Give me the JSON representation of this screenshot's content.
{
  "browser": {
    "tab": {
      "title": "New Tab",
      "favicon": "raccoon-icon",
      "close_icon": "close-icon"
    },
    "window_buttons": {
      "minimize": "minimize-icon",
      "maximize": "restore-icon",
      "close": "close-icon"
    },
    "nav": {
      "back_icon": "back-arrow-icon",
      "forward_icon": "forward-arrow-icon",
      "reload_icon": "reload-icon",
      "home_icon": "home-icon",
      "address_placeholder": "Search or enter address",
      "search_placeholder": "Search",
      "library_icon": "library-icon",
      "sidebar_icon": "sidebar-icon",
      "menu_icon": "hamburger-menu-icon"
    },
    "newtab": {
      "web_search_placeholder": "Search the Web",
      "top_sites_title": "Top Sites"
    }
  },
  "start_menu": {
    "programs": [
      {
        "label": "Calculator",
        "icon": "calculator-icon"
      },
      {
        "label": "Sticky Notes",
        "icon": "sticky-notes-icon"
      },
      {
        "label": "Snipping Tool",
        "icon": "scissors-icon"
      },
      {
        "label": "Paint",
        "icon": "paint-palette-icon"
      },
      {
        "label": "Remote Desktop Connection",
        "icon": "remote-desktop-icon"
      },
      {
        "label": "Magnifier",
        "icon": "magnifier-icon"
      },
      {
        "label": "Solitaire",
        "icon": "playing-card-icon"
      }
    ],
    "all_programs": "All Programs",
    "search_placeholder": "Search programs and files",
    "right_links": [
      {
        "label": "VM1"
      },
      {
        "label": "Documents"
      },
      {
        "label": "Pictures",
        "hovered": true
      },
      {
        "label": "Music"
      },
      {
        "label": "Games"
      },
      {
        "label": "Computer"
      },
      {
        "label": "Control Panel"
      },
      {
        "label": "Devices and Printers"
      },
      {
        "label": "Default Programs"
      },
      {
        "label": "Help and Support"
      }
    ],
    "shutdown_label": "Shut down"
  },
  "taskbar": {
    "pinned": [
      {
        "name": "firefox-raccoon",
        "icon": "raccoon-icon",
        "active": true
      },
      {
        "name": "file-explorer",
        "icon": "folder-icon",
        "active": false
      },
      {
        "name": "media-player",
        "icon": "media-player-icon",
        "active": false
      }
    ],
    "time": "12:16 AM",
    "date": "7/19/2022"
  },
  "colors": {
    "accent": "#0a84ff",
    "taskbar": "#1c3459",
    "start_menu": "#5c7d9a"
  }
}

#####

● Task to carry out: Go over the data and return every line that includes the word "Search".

● Written solution:
      "address_placeholder": "Search or enter address",
      "search_placeholder": "Search",
      "web_search_placeholder": "Search the Web",
    "search_placeholder": "Search programs and files",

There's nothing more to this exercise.